Material for this exercise =
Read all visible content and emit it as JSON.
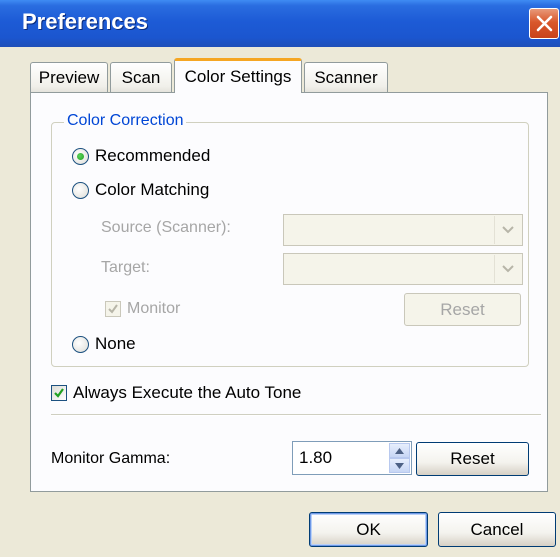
{
  "window": {
    "title": "Preferences"
  },
  "tabs": [
    {
      "label": "Preview",
      "active": false
    },
    {
      "label": "Scan",
      "active": false
    },
    {
      "label": "Color Settings",
      "active": true
    },
    {
      "label": "Scanner",
      "active": false
    }
  ],
  "color_correction": {
    "group_label": "Color Correction",
    "options": [
      {
        "label": "Recommended",
        "selected": true
      },
      {
        "label": "Color Matching",
        "selected": false
      },
      {
        "label": "None",
        "selected": false
      }
    ],
    "source_label": "Source (Scanner):",
    "source_value": "",
    "target_label": "Target:",
    "target_value": "",
    "monitor_label": "Monitor",
    "monitor_checked": true,
    "reset_label": "Reset"
  },
  "auto_tone": {
    "label": "Always Execute the Auto Tone",
    "checked": true
  },
  "gamma": {
    "label": "Monitor Gamma:",
    "value": "1.80",
    "reset_label": "Reset"
  },
  "footer": {
    "ok_label": "OK",
    "cancel_label": "Cancel"
  },
  "icons": {
    "close": "close-icon",
    "dropdown": "chevron-down-icon",
    "check": "check-icon",
    "spin_up": "triangle-up-icon",
    "spin_down": "triangle-down-icon"
  },
  "colors": {
    "titlebar": "#1d5bd6",
    "group_label": "#0046d5",
    "active_tab_accent": "#f5a623",
    "disabled_text": "#a6a6a6",
    "window_bg": "#ece9d8"
  }
}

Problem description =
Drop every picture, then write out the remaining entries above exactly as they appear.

Task response =
Read all visible content and emit it as JSON.
{
  "window": {
    "title": "Preferences"
  },
  "tabs": [
    {
      "label": "Preview",
      "active": false
    },
    {
      "label": "Scan",
      "active": false
    },
    {
      "label": "Color Settings",
      "active": true
    },
    {
      "label": "Scanner",
      "active": false
    }
  ],
  "color_correction": {
    "group_label": "Color Correction",
    "options": [
      {
        "label": "Recommended",
        "selected": true
      },
      {
        "label": "Color Matching",
        "selected": false
      },
      {
        "label": "None",
        "selected": false
      }
    ],
    "source_label": "Source (Scanner):",
    "source_value": "",
    "target_label": "Target:",
    "target_value": "",
    "monitor_label": "Monitor",
    "monitor_checked": true,
    "reset_label": "Reset"
  },
  "auto_tone": {
    "label": "Always Execute the Auto Tone",
    "checked": true
  },
  "gamma": {
    "label": "Monitor Gamma:",
    "value": "1.80",
    "reset_label": "Reset"
  },
  "footer": {
    "ok_label": "OK",
    "cancel_label": "Cancel"
  },
  "icons": {
    "close": "close-icon",
    "dropdown": "chevron-down-icon",
    "check": "check-icon",
    "spin_up": "triangle-up-icon",
    "spin_down": "triangle-down-icon"
  },
  "colors": {
    "titlebar": "#1d5bd6",
    "group_label": "#0046d5",
    "active_tab_accent": "#f5a623",
    "disabled_text": "#a6a6a6",
    "window_bg": "#ece9d8"
  }
}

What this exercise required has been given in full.